Hence, it makes sense that activist investors such as Elliott Management Corp. have been pressuring Son to do less vision-based investing and more old-fashioned monetization. This has led SoftBank Group to announce a US$41 billion asset sale aimed at funding a share buyback and slashing debt.

Tempered risk-taking

The company’s shares rose sharply on the news and could likely climb higher if it announced further asset sales to buy back shares so that its investors can finally realize its asset value as cash.

While Son seems to be moving away from dicey investments, having canceled a further US$3 billion investment in WeWork earlier this month, SoftBank shares might better off right now if he simply stepped down. It seems that market concern about his penchant for uber-bullish failed investments is hurting share price, as the company is worth far less than it should be relative to the sum of its assets.

Thus if Son steps down, the company’s shares would likely go up substantially, given how deeply they trade to their net asset value. While this seems an extreme measure, it isn’t when one considers how the founders of Uber, Google and Microsoft have taken on less active executive roles, and the companies later thrived as a result.

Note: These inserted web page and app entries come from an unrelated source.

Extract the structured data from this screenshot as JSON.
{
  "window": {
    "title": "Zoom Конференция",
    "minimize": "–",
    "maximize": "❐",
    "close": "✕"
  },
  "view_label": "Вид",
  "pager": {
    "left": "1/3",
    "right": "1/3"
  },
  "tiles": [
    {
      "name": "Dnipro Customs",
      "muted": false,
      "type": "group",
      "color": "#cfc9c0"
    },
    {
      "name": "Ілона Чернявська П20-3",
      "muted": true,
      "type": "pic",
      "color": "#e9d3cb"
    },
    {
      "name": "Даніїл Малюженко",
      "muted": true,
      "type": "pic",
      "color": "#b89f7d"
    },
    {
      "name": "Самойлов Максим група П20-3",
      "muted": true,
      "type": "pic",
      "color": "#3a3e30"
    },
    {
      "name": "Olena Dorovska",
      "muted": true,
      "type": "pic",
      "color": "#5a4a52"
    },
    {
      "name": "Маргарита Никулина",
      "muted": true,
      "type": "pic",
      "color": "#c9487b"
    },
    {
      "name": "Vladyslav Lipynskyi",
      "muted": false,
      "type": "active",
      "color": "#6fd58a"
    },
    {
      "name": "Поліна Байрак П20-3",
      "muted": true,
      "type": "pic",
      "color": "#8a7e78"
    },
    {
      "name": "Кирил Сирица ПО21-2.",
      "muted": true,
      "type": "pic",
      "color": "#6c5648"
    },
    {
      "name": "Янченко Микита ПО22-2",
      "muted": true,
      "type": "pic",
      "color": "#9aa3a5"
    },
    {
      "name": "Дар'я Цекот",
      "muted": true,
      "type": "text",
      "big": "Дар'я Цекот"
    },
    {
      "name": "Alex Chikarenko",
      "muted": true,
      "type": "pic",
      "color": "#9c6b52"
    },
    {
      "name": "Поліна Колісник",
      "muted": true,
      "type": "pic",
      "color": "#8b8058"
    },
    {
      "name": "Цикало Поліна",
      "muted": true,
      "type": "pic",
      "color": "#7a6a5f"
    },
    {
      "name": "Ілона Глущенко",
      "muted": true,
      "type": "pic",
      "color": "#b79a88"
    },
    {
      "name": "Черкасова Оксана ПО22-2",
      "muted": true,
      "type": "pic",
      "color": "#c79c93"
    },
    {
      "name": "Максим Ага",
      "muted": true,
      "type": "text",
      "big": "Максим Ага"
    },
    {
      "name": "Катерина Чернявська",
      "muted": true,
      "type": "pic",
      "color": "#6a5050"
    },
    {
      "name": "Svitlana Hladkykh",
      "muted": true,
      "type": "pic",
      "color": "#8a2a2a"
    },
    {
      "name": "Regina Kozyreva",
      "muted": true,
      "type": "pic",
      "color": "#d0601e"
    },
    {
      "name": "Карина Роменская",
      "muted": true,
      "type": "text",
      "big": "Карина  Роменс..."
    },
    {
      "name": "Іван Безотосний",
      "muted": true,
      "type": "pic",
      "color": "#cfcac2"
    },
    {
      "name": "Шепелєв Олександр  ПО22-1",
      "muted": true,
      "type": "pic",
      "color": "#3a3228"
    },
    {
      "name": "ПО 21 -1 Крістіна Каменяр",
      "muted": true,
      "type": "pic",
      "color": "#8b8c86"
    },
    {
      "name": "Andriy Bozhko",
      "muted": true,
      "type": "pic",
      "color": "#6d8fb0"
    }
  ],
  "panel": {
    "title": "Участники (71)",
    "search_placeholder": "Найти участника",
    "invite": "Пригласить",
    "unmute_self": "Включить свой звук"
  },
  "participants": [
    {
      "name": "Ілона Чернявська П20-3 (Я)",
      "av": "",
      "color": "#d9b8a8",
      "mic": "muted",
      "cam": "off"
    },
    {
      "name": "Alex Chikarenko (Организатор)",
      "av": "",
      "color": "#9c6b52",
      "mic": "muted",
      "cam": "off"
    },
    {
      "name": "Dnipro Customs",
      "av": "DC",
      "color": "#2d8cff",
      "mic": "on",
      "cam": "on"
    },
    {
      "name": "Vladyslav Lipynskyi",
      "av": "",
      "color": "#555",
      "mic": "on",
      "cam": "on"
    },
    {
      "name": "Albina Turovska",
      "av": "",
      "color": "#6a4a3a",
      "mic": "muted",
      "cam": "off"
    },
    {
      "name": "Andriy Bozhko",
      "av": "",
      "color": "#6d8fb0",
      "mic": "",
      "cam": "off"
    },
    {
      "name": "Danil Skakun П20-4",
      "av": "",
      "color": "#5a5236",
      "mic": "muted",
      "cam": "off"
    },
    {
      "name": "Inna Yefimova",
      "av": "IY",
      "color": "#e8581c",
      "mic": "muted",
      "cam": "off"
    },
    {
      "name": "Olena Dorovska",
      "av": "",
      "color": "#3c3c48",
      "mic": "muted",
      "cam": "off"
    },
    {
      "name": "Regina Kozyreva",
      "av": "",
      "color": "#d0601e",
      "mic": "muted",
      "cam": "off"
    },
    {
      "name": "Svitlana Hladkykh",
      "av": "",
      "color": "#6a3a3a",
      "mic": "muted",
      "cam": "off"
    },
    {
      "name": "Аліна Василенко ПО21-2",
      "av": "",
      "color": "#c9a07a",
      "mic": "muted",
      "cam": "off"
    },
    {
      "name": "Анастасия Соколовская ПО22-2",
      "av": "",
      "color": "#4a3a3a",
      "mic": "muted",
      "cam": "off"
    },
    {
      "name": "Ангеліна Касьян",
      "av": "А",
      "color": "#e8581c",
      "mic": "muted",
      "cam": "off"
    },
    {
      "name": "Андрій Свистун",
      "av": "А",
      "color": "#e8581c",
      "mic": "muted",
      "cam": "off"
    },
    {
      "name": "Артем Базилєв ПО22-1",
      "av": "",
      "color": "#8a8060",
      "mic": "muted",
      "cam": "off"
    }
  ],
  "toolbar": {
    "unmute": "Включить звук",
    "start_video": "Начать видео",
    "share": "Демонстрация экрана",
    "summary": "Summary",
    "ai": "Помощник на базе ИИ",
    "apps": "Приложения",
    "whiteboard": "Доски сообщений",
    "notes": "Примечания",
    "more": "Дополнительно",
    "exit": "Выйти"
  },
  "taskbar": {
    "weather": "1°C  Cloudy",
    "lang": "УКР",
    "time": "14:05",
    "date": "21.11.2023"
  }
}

The market seems to want less risk-taking from SoftBank Group right now, so it wouldn’t be too crazy if Son took a backseat for a bit. Stepping down could be in shareholders’ interest because if the market doesn’t need to worry about new aggressive investments from the company, then its stock could rally.